That, and the relatively small number of people — less than 1 million — that benefits from the program, means that relief is still a long way off for most.
Alkassim Ibrahim, a 45-year-old homeless man in the northern city of Kano, isn’t covered in the program. He worked as a motorcycle-taxi driver until he had his leg amputated after a road accident 10 years ago and today his only possessions are his crutches, a thin blanket and a bag of clothes he uses as a pillow.
Forced to leave school after the death of his father, Ibrahim turned to menial jobs when he was still a boy. Now, he survives by begging.

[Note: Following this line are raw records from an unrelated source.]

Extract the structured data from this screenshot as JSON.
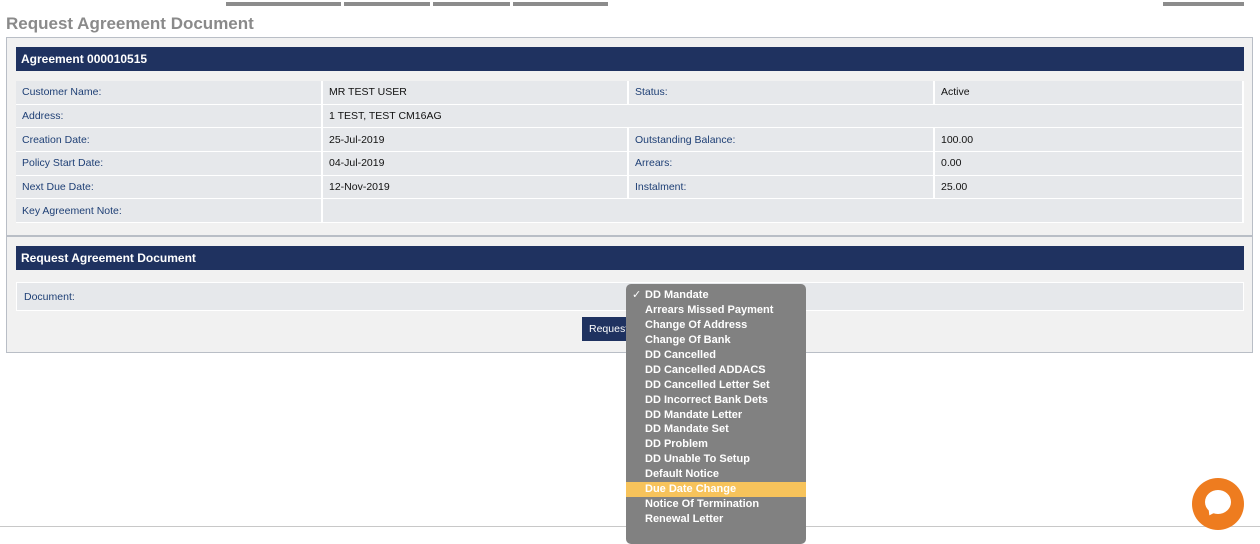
{
  "page": {
    "title": "Request Agreement Document"
  },
  "agreement_panel": {
    "header": "Agreement 000010515",
    "rows": [
      {
        "label1": "Customer Name:",
        "value1": "MR TEST USER",
        "label2": "Status:",
        "value2": "Active"
      },
      {
        "label1": "Address:",
        "value1": "1 TEST, TEST CM16AG",
        "label2": "",
        "value2": ""
      },
      {
        "label1": "Creation Date:",
        "value1": "25-Jul-2019",
        "label2": "Outstanding Balance:",
        "value2": "100.00"
      },
      {
        "label1": "Policy Start Date:",
        "value1": "04-Jul-2019",
        "label2": "Arrears:",
        "value2": "0.00"
      },
      {
        "label1": "Next Due Date:",
        "value1": "12-Nov-2019",
        "label2": "Instalment:",
        "value2": "25.00"
      },
      {
        "label1": "Key Agreement Note:",
        "value1": "",
        "label2": "",
        "value2": ""
      }
    ]
  },
  "request_panel": {
    "header": "Request Agreement Document",
    "document_label": "Document:",
    "request_button": "Request"
  },
  "document_dropdown": {
    "check_mark": "✓",
    "selected_index": 0,
    "highlighted_index": 13,
    "options": [
      "DD Mandate",
      "Arrears Missed Payment",
      "Change Of Address",
      "Change Of Bank",
      "DD Cancelled",
      "DD Cancelled ADDACS",
      "DD Cancelled Letter Set",
      "DD Incorrect Bank Dets",
      "DD Mandate Letter",
      "DD Mandate Set",
      "DD Problem",
      "DD Unable To Setup",
      "Default Notice",
      "Due Date Change",
      "Notice Of Termination",
      "Renewal Letter"
    ]
  },
  "colors": {
    "header_navy": "#1f3260",
    "label_blue": "#1e3f75",
    "highlight": "#f7c35b",
    "chat_orange": "#ee7c1f"
  },
  "icons": {
    "chat": "chat-bubble-icon",
    "check": "check-icon"
  }
}
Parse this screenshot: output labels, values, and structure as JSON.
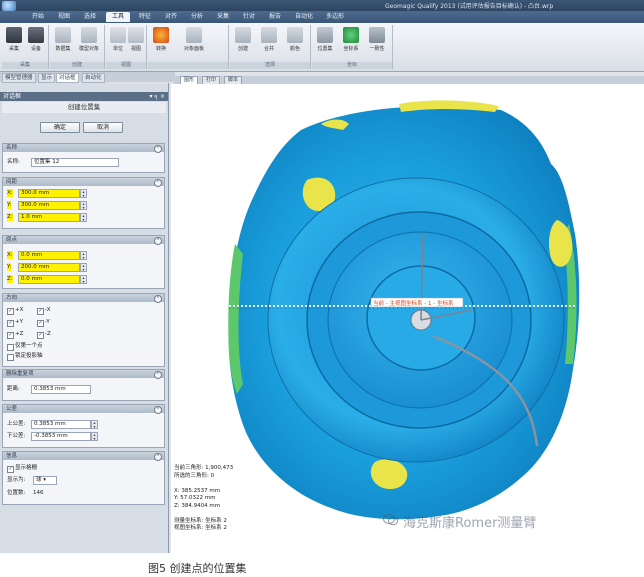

“Due to my health challenge, being a cripple, I don’t have any means of earning a living but to depend on members of the public,” Ibrahim said as he sat on the tiled floor of a shop where he is sometimes allowed to sleep. “I can’t tell how many times I pass the night without eating food. I want to see me get married, settle in my own house with my children playing with me, but only God can offer that to me.”
Between 72 and 91 percent of Nigeria’s poor are at risk of never improving their living standards significantly, according to Dapel.
That’s the situation Fatima Ali, 23, finds herself in. She’s stuck in a partly demolished slum outside the Aboki Estate in Lagos, making $1.40 a day selling roasted peanuts in front of the corrugated-iron shack she calls home.
In the evening, she spends a fifth of her income on a jerrycan of fresh water to bathe her two young children. Breakfast consists of bread and tea; she rarely eats more than twice a day.
“I feel bad because some countries, even if they don’t have money, they use it to help their poor people,” Ali said as her baby girl played on her lap. “Here, they don’t join their heads together to help poor people. That’s Nigerian life.”